Dataset items:
Segment Open

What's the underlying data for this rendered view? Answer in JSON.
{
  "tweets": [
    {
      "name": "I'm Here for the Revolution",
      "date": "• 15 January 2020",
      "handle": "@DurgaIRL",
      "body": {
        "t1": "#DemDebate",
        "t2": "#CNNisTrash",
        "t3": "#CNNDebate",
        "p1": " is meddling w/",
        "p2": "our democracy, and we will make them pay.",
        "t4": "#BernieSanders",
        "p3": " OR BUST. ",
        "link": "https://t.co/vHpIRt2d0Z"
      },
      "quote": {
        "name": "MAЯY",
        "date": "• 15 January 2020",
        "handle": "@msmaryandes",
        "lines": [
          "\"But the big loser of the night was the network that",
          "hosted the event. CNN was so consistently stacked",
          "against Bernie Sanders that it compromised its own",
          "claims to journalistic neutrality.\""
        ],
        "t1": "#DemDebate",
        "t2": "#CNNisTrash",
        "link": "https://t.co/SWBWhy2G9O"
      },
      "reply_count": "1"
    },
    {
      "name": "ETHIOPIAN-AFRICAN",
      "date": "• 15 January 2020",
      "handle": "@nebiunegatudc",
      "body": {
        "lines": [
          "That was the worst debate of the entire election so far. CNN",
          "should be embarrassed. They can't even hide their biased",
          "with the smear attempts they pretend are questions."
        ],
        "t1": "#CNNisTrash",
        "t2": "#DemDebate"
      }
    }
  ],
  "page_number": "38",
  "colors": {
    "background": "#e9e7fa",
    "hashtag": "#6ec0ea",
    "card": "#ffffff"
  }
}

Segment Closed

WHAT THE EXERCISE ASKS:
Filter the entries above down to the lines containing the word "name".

SOLUTION:
      "name": "I'm Here for the Revolution",
        "name": "MAЯY",
      "name": "ETHIOPIAN-AFRICAN",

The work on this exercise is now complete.